Skip to main content
Advertising

Originally published April 2, 2014 at 6:45 PM | Page modified April 3, 2014 at 6:26 AM

  • Share:
           
  • Comments (5)
  • Print

Man who lost wife, son passes on donations to other families

Gerald Farnes, who lost his wife, Julie, and 23-year-old son, Adam, to the Oso mudslide, has been giving thousands of dollars in donations to other victims he believes need the money more.


Seattle Times staff reporter

Most Popular Comments
Hide / Show comments
AWESOME! What an amazing gesture!! All I can say is this man has restored my... MORE
Bless you Mr. Fames! I am also so sorry for your loss. MORE
Class. And a heart as big as Alaska. MORE

advertising

Gerald Farnes, who lost his wife, Julie, and 23-year-old son, Adam, to the Oso mudslide, has been giving thousands of dollars in donations to other victims who he believes need the money more.

The money includes $3,000 donated by friends in the Farnes’ former hometown of Cordova, Alaska, in a benefit pizza bake at Harborside Pizza, according to restaurant owner Brian Wildrick.

Cordova’s Moose Lodge donated an additional $500 on hand from its usual fundraisers, such as dinners and silent auctions, said assistant administrator Vicki Blackler. Many others added contributions, which are still being accepted to the Gerald Farnes Donation Fund at Wells Fargo Bank.

But Farnes, 62, hasn’t kept a penny for himself, according to longtime family friend Christian Johnson. Instead, he sought out Jonielle Spillers, whose 4-year-old son, Jacob, was rescued from the mudslide by helicopter, while her husband and three other children were killed or missing.

“He just handed it to Jacob’s mother,” said Johnson, who used to hunt with Gerald Farnes.

“He lost his wife, his home, his clothes, his guns,” Johnson said. “But he knows people who have way less than him.”

Julie, 59, and Gerald raised three sons in Cordova. The couple retired and moved with Adam to Oso a couple years ago. Another son, Garrett Farnes, still lives in Cordova. Their oldest, Brian, lives in Everett.

Gerald was not home when the March 22 mudslide hit.

The family has some retirement income to fall back on, from Julie’s work as a UPS delivery driver and Gerald’s job at a hydroelectric dam.

Johnson said Gerald Farnes mentioned to him in a phone call Tuesday: “I’m a man, Garrett’s a young man. We’re going to get ourselves back on our feet.”

Giving the Cordova money to others “is helping him to deal with his hurt, to do something for others,” Johnson said.

Mike Lindblom: 206-515-5631 or mlindblom@seattletimes.com. On Twitter @mikelindblom



Want unlimited access to seattletimes.com? Subscribe now!

News where, when and how you want it

Email Icon

Hurry! Last two weeks to save 15%.

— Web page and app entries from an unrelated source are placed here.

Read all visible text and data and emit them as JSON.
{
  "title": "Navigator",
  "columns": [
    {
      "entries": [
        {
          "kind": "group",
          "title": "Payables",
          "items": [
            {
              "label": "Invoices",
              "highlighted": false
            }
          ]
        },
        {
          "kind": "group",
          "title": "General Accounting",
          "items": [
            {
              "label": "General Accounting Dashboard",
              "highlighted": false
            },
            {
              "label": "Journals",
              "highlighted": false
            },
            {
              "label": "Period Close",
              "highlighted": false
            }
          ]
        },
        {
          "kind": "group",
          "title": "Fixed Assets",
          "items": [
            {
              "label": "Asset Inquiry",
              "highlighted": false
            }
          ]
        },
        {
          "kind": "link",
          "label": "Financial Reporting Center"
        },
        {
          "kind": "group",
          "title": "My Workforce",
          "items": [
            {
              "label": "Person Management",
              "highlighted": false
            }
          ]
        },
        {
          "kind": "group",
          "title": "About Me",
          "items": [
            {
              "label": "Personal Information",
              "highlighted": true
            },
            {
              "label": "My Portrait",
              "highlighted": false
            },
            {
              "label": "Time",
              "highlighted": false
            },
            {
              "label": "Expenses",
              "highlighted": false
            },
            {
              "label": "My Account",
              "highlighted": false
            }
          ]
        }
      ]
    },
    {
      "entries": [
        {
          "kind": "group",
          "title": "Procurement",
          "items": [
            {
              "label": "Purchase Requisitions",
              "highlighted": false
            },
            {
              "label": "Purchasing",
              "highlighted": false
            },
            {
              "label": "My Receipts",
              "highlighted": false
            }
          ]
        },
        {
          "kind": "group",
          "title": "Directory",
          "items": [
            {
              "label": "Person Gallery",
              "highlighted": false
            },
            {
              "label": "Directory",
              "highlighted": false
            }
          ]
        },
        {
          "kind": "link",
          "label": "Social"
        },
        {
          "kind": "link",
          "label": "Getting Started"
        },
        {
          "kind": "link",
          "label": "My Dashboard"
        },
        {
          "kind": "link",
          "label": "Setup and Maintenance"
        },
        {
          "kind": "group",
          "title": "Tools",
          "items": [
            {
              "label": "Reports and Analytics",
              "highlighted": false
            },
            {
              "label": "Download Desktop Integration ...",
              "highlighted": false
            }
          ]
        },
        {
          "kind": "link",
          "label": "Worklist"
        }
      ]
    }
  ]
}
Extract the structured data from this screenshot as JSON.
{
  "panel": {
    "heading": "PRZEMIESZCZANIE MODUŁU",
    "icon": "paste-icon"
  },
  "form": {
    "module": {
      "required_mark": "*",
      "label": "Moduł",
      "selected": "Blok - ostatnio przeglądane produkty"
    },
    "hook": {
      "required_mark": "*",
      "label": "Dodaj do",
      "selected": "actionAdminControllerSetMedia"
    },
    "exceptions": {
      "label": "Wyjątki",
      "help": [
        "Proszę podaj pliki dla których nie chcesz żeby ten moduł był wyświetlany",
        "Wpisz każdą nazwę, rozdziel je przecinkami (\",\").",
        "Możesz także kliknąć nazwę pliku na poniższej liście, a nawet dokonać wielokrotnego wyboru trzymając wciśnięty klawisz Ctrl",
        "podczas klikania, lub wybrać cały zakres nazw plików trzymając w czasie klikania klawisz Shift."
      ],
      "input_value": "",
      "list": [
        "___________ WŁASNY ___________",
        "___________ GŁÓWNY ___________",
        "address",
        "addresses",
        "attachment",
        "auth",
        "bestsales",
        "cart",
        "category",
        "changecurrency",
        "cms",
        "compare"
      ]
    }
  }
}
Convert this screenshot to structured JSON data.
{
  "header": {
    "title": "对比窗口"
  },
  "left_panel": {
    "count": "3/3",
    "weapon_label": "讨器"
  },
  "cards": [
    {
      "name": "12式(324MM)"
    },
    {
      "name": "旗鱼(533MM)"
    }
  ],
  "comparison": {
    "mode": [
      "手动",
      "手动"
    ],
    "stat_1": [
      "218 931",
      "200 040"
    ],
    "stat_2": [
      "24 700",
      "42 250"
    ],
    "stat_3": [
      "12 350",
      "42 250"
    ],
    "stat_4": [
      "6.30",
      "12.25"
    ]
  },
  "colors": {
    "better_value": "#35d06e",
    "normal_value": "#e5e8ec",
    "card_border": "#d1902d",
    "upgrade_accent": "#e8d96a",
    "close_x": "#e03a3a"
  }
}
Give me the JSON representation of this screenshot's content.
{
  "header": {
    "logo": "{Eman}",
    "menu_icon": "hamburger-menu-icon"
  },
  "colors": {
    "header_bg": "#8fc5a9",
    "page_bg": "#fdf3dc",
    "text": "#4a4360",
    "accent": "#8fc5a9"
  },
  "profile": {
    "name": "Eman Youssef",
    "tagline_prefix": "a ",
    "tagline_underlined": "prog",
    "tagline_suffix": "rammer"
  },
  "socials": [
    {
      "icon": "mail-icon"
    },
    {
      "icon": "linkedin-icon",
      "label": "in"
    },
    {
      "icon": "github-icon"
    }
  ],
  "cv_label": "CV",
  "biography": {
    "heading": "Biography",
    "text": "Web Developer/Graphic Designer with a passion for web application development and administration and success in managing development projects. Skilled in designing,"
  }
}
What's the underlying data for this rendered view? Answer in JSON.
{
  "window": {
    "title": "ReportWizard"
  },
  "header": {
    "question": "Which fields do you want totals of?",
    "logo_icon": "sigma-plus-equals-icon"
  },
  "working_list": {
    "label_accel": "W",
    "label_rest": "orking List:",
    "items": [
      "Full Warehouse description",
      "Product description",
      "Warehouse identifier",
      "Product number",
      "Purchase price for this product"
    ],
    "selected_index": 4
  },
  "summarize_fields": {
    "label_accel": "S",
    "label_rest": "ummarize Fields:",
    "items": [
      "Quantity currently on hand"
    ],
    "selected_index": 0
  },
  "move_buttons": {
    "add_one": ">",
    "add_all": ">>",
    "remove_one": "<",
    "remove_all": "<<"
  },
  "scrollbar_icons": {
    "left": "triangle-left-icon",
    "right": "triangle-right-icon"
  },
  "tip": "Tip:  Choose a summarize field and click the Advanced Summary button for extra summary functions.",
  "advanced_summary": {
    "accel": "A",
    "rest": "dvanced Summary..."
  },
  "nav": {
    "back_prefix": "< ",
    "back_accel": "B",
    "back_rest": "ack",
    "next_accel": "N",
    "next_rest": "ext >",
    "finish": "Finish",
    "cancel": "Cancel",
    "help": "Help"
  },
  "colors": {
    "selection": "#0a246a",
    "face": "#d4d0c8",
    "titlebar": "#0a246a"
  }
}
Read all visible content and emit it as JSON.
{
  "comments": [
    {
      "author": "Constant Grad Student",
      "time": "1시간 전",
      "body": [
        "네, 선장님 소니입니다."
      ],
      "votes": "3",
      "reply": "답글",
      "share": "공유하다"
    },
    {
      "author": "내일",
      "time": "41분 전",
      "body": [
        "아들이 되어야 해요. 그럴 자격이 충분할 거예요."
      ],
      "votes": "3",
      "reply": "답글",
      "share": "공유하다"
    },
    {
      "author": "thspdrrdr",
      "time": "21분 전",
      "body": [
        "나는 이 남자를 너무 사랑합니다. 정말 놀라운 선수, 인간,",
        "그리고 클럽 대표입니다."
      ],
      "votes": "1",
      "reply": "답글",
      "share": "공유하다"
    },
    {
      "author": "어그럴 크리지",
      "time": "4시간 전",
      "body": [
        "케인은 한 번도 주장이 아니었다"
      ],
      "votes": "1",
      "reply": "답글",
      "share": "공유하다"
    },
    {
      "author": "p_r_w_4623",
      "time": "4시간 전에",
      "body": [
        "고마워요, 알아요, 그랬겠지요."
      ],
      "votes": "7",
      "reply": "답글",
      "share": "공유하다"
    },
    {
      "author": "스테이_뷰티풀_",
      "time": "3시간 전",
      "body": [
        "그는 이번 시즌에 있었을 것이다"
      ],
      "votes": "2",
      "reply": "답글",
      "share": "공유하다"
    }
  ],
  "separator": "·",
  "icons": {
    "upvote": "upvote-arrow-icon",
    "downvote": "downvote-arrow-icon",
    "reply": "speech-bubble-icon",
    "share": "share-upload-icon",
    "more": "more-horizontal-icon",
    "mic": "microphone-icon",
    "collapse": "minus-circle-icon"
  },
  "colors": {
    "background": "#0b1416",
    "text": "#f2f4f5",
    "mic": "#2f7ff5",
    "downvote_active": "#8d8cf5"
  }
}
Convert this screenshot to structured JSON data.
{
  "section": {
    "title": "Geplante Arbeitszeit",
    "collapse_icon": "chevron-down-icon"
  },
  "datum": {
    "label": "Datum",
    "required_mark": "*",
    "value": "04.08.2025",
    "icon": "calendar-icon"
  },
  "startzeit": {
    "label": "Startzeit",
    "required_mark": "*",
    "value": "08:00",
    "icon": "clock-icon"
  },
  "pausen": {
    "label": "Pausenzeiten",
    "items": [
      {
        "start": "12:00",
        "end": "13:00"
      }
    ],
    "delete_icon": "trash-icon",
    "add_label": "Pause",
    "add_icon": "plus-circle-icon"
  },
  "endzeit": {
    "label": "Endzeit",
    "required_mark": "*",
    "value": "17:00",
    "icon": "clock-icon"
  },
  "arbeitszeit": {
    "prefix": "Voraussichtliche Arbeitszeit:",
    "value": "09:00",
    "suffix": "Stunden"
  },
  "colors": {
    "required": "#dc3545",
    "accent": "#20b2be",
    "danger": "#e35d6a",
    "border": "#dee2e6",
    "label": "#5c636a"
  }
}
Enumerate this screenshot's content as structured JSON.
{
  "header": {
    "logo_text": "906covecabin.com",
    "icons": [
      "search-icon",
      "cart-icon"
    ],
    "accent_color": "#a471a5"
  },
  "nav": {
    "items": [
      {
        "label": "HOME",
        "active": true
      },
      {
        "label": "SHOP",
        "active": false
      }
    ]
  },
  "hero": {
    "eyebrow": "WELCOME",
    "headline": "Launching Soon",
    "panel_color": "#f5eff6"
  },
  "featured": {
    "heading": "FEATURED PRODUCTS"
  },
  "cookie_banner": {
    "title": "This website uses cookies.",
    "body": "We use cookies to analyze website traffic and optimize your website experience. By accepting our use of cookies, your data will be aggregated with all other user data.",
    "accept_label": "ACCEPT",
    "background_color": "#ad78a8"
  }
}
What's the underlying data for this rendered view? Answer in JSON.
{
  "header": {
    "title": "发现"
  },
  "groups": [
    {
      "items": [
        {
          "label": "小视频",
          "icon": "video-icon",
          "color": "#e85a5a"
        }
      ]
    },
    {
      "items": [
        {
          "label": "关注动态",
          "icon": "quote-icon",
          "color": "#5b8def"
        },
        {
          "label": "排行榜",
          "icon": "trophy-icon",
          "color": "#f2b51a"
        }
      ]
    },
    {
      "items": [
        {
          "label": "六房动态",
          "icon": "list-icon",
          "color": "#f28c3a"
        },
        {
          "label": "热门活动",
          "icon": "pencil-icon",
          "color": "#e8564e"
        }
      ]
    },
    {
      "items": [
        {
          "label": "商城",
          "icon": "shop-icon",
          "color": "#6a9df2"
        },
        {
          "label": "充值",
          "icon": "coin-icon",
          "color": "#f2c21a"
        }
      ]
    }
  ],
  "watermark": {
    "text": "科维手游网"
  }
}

Hurry! Last two weeks to save 15%.

Reserve your copy of "The Seattle Sketcher," the long-awaited book by staff artist Gabriel Campanario, for the special price of just $29.95.

Advertising

Partner Video

Advertising


Advertising
The Seattle Times

The door is closed, but it's not locked.

Take a minute to subscribe and continue to enjoy The Seattle Times for as little as 99 cents a week.

Subscription options ►

Already a subscriber?

We've got good news for you. Unlimited seattletimes.com content access is included with most subscriptions.

Subscriber login ►
The Seattle Times

To keep reading, you need a subscription upgrade.

We hope you have enjoyed your complimentary access. For unlimited seattletimes.com access, please upgrade your digital subscription.

Call customer service at 1.800.542.0820 for assistance with your upgrade or questions about your subscriber status.

The Seattle Times

To keep reading, you need a subscription.

We hope you have enjoyed your complimentary access. Subscribe now for unlimited access!

Subscription options ►

Already a subscriber?

We've got good news for you. Unlimited seattletimes.com content access is included with most subscriptions.

Activate Subscriber Account ►